The Compliance Manager or members of his/her team perform a bulk review of forms P38 and P38A every year during April. This process ensures that all employers comply with the requirements of the Employment Act 1998 and Regulations relating to the issue of National Insurance numbers and the provision of information about employees to HM Revenue & Customs.
Forms P38 and P38a must be used where an employer wishes to provide information to HMRC regarding an employee’s National Insurance number. An employer must complete form P38 or P38A within 28 days of making the request.
The following points apply to the completion of forms P38 and 38A:
• Employees must give their consent to being included in the scheme.
• Incomplete forms cannot be accepted.
• If you do not know whether an employee has given their consent, please ask him/her directly.
• You must include the name, address, date of birth, National Insurance number and occupation of the person whose National Insurance number is being requested.
Frequently Asked Questions
What was P38s used for?
Students often work part-time while studying full-time, or working part-time whilst taking some time off from work. This is known as being self-employed. If students are self employed, they must complete a form called P38S. This allows them to avoid paying National Insurance contributions (NIC).
However, since RTI came into force in April 2013, it became compulsory for all employers to deduct NIC from employees. As a result, the P38S form was withdrawn and replaced with a new one, P35A. This form is now mandatory for all employers.
Who needs to pay tax

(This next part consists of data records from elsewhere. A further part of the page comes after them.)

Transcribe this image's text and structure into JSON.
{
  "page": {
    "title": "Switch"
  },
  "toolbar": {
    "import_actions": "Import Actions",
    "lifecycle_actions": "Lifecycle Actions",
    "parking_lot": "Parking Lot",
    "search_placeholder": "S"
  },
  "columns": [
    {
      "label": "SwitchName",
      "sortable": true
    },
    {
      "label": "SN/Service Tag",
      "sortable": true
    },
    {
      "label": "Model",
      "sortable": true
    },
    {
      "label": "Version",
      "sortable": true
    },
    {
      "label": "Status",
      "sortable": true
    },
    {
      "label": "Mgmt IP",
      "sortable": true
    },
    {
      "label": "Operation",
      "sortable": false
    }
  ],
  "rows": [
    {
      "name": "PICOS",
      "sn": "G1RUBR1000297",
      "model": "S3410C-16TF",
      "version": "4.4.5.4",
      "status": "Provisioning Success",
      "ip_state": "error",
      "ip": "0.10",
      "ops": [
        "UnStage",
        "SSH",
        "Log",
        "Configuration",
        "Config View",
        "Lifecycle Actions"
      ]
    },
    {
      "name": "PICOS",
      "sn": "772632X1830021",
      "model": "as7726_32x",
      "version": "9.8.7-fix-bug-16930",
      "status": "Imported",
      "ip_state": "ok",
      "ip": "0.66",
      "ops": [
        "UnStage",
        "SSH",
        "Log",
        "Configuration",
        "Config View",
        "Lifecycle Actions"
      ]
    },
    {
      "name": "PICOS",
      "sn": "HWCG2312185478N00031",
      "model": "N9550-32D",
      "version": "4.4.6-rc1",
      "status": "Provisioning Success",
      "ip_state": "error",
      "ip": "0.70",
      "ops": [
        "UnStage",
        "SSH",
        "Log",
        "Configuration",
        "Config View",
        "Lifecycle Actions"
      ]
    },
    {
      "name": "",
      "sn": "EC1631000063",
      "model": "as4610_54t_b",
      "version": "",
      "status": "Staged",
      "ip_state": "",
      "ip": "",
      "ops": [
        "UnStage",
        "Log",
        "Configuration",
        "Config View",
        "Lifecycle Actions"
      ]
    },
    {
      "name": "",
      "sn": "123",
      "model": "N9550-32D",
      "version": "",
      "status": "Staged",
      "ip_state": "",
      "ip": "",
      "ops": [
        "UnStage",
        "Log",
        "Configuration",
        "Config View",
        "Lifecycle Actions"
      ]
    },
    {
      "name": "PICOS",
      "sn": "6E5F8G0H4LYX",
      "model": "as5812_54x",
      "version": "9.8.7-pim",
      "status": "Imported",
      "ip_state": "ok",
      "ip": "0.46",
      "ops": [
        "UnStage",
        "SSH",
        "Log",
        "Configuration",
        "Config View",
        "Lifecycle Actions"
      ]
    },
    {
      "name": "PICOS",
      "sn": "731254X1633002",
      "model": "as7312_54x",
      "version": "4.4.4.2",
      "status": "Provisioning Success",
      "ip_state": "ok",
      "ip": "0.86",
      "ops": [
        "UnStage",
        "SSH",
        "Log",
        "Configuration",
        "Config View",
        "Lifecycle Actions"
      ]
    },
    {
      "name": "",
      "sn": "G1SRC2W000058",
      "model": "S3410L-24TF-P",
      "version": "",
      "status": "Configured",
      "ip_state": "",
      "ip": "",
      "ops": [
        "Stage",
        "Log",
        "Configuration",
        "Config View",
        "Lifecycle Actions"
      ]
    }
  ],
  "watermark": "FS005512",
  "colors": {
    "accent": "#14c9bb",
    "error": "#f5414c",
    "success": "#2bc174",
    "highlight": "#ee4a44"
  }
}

Students who work while studying often don’t know if they need to pay income tax and national insurance. They might think it doesn’t apply to them because they study full time and earn less than £16,190 per annum. But students who work part time can still be liable for paying both taxes even though they’re earning less than £16,200 per annum.
This page can help you find information about whether you need to pay income tax or national insurance.
If you are self-employed, you must register yourself with HM Revenue & Customs (HMRC). You’ll need to do this if you make over £8,100 during the course of the tax year. If you are a student, you won’t have to pay tax or national insurance if you’re registered as self-employed. However, you could be asked to pay tax and national insurance if you’re not registered. You’ll need to check your status with HMRC before you start working.
Can I get a P38 myself
Yes, you can! You can easily buy a P38 form yourself in UK. There are many online shops where you can purchase them at affordable prices. However, if you want to save some money then you should check out the local stores first. If you don’t find any store nearby, you can always order them online.